Currently, the nutrigenomics group is working on the regulatory effects of fatty acids & other nutrients on gene expression, metabolic & regulatory pathways & the functional implications of such regulation for homeostatic control and metabolic plasticity (Nutrigenomics of FAT). We study how disturbances of these regulatory mechanisms (e.g. because of unbalanced interaction with organ macrophages) contribute to local & systemic chronic inflammation & ultimately to the development of the metabolic syndrome & related diseases (Nutrigenomics of Inflammation). Particular attention is given to role of the intestine as important metabolic & immunological gatekeeper. Other topics are the specific metabolic and signaling role of ANGPTL4 and the emerging role of epigenetics for healthy aging ("chromatin exercise").

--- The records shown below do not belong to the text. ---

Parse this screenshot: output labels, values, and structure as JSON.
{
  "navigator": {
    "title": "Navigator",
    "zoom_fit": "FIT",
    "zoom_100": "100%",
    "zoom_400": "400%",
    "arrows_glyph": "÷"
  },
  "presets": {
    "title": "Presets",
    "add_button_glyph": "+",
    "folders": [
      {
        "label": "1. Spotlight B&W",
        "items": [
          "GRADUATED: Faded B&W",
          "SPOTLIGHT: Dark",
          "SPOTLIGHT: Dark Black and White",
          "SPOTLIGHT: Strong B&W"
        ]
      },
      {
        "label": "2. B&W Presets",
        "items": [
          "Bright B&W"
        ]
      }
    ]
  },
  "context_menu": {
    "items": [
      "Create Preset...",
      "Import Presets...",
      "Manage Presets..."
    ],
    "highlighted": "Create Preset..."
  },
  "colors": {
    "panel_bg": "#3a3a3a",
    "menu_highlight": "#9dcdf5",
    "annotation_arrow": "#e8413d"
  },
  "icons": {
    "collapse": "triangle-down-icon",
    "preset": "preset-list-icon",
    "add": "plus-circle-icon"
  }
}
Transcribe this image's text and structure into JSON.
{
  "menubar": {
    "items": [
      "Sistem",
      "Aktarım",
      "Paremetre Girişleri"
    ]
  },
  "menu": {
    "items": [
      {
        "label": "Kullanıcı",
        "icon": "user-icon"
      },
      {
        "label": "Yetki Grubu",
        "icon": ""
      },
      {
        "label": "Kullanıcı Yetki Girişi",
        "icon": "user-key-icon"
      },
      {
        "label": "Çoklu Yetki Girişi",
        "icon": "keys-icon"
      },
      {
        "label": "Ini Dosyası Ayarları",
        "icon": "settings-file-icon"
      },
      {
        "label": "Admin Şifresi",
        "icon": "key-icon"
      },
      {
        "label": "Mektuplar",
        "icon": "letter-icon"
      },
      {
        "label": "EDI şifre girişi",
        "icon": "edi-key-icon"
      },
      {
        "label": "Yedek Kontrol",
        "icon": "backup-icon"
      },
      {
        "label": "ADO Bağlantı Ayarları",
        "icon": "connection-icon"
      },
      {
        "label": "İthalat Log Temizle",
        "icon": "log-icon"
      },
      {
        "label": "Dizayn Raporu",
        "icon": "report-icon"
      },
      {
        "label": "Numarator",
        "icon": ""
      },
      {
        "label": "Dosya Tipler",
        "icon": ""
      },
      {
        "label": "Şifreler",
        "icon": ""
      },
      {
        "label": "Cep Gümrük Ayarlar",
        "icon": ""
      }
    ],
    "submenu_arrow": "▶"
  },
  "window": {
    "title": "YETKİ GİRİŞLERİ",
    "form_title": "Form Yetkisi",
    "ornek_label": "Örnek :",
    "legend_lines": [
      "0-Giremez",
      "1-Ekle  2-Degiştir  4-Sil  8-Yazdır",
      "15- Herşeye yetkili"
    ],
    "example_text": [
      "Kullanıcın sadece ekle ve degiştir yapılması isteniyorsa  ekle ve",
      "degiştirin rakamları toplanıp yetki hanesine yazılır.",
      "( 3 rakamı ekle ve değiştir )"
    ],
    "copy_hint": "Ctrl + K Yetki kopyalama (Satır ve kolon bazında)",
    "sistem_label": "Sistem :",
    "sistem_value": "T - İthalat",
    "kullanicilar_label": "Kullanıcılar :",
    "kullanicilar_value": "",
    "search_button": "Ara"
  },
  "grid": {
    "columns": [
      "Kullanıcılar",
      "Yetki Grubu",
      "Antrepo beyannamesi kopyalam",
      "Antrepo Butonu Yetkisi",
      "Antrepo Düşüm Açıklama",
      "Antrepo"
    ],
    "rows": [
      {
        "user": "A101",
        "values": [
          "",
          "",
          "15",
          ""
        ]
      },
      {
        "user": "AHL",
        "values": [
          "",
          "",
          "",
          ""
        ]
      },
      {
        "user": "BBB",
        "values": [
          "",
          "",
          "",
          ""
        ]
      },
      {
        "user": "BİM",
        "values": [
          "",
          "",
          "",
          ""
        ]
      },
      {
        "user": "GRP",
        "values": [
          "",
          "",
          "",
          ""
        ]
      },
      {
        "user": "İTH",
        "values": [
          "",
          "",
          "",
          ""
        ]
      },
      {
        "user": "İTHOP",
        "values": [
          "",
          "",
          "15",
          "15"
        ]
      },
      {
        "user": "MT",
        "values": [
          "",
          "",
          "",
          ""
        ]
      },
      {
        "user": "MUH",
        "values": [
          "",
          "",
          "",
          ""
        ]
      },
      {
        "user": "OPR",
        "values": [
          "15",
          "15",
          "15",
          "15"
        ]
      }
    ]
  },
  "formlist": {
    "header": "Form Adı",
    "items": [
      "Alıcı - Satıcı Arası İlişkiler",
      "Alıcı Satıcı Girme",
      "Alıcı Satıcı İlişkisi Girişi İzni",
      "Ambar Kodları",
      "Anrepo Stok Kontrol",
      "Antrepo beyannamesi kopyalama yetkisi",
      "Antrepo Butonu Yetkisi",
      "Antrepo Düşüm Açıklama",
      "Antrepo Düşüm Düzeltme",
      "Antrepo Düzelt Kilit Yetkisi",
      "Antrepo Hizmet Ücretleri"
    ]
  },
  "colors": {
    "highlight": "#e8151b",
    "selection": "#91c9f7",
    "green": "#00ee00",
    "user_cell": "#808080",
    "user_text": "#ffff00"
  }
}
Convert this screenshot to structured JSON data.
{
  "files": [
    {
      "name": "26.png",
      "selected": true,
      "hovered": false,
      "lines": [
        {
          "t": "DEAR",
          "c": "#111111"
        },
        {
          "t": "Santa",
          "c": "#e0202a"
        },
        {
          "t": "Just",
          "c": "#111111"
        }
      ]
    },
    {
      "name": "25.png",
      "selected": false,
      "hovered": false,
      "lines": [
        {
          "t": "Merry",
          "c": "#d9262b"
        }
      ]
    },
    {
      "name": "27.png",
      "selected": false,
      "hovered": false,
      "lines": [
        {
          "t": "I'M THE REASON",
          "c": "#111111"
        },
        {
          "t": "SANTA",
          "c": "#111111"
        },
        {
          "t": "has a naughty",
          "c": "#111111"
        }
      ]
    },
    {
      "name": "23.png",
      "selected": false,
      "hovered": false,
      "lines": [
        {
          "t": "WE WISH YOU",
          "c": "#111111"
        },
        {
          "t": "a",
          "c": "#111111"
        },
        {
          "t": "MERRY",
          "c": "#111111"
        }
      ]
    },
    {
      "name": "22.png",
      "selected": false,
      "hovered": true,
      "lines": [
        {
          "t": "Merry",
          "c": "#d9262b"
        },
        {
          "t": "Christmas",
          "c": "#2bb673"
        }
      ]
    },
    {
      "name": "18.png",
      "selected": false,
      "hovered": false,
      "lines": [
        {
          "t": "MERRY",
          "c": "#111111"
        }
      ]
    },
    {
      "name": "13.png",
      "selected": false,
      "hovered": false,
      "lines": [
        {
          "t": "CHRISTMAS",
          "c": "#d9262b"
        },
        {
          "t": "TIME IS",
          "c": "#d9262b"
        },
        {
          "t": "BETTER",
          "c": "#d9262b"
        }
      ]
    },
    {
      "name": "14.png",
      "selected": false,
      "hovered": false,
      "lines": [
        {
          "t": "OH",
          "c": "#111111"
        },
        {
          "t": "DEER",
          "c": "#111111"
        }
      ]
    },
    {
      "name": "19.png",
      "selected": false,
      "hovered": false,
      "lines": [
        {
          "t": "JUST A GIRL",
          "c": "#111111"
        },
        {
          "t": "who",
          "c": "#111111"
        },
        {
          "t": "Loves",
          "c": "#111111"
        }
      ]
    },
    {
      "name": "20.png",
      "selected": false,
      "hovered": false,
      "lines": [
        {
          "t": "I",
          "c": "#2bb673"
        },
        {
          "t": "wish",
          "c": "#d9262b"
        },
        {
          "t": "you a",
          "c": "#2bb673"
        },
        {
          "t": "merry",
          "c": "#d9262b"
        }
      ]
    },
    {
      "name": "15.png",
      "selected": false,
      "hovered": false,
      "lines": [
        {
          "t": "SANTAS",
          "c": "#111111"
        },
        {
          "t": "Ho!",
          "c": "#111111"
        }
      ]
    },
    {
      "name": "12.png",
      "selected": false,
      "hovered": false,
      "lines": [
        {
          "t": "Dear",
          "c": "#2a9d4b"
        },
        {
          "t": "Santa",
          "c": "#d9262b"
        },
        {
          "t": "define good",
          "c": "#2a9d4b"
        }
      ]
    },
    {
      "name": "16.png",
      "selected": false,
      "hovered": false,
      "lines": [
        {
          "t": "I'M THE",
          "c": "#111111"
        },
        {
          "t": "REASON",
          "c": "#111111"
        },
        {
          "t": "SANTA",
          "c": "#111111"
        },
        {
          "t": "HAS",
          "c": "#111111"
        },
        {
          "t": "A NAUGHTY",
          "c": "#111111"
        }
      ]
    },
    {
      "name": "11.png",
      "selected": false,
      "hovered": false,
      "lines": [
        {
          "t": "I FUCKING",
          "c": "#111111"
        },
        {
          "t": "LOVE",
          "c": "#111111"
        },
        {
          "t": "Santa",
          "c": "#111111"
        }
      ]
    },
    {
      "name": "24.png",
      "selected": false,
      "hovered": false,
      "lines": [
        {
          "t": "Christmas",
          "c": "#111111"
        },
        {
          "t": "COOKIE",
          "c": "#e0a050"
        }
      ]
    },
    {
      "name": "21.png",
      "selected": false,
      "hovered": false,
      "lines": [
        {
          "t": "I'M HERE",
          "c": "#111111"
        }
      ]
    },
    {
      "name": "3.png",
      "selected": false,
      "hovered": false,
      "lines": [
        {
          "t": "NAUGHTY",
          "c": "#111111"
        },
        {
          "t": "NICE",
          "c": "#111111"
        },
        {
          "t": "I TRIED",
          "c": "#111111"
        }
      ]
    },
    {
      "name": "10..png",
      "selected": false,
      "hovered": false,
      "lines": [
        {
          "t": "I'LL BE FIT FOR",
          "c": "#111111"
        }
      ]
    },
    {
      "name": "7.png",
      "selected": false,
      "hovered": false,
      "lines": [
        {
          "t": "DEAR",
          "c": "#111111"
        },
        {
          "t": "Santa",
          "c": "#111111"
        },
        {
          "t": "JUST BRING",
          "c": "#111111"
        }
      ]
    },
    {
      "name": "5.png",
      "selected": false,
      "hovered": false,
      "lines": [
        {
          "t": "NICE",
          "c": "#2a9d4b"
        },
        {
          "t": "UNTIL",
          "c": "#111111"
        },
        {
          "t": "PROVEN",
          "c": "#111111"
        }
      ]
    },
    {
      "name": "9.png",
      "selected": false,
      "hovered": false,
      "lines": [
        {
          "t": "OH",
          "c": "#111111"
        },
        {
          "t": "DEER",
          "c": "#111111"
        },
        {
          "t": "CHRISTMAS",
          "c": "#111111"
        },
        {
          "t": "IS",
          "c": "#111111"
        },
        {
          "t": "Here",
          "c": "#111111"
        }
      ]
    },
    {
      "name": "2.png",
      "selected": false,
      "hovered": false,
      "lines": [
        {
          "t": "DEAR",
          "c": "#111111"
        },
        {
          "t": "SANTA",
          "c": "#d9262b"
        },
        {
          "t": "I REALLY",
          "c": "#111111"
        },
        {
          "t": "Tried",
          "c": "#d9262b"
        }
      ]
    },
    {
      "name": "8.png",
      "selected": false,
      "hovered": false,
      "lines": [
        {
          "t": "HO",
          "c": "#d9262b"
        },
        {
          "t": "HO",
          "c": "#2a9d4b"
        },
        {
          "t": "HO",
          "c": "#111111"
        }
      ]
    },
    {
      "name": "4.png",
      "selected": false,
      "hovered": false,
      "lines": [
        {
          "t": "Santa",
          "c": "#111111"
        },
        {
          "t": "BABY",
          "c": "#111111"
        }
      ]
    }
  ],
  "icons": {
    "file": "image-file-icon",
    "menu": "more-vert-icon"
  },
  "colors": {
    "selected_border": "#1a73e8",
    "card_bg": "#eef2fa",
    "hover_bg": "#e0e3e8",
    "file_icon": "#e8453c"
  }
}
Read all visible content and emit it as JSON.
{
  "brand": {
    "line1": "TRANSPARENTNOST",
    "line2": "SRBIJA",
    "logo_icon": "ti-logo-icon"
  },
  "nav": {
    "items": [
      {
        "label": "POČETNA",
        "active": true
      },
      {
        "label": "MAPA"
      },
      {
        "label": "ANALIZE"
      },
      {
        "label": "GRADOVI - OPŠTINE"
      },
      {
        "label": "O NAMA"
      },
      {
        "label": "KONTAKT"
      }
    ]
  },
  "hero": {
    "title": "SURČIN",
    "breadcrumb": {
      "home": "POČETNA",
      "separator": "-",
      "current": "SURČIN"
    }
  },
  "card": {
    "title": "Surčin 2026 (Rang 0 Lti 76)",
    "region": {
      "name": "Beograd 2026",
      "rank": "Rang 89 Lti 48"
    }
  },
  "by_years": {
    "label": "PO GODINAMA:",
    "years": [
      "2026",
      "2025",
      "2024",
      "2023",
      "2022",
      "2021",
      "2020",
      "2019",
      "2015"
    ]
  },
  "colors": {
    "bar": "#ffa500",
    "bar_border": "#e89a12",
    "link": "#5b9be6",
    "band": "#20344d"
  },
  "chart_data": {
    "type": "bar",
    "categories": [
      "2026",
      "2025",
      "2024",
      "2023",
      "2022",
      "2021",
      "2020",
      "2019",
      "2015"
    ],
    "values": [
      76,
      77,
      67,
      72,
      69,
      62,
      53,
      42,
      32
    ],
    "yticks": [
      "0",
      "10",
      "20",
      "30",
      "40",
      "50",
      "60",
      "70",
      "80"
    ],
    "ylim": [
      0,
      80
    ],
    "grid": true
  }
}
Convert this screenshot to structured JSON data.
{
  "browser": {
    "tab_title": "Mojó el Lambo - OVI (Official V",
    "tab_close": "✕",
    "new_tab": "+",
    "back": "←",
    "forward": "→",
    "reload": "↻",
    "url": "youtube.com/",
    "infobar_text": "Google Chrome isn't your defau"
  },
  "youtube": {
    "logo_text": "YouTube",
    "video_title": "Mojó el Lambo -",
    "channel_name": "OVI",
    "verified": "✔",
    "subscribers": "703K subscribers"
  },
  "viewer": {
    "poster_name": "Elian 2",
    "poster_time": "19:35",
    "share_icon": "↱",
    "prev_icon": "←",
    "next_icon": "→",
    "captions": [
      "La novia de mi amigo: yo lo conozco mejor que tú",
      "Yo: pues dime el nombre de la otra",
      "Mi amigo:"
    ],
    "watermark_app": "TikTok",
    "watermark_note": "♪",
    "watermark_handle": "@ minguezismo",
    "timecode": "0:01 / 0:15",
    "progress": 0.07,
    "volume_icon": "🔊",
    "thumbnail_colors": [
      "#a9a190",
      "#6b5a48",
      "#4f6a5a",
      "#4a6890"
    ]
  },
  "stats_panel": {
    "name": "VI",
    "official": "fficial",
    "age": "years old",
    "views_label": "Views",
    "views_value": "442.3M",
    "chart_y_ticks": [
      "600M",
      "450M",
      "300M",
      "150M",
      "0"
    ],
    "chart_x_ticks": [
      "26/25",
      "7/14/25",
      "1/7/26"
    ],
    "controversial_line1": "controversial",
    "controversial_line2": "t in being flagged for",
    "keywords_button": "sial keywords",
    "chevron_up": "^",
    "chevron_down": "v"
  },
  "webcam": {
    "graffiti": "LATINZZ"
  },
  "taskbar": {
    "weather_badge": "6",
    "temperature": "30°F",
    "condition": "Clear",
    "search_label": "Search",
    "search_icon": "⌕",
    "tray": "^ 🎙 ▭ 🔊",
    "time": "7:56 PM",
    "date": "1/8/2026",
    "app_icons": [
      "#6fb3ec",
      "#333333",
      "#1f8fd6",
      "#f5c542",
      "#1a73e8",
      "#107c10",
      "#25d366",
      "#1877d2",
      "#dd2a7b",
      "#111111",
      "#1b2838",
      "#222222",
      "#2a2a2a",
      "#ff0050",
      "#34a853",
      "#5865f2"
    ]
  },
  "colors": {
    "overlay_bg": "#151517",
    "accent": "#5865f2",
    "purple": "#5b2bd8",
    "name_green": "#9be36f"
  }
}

Education is offered at BSc, MSc and PhD level on metabolic and physiological mechanisms underlying the effects of nutrition on metabolism, integration & coordination of nutrient metabolism, & nutrigenomics & nutritional systems biology. The focus of the training programs is on the use of molecular biology tools in nutrition research.
Expertise & facilities include high-density microarray analysis (Affymetrix core lab with the newest Genetitan equipment) for whole genome gene expression analysis, large scale microarray database MADMAX (with > 8.000 arrays) & state-of-the-art bioinformatics & data mining tools (Ingenuity PA & Genomatix), a broad range of molecular biology tools & animal models including various transgenic mice.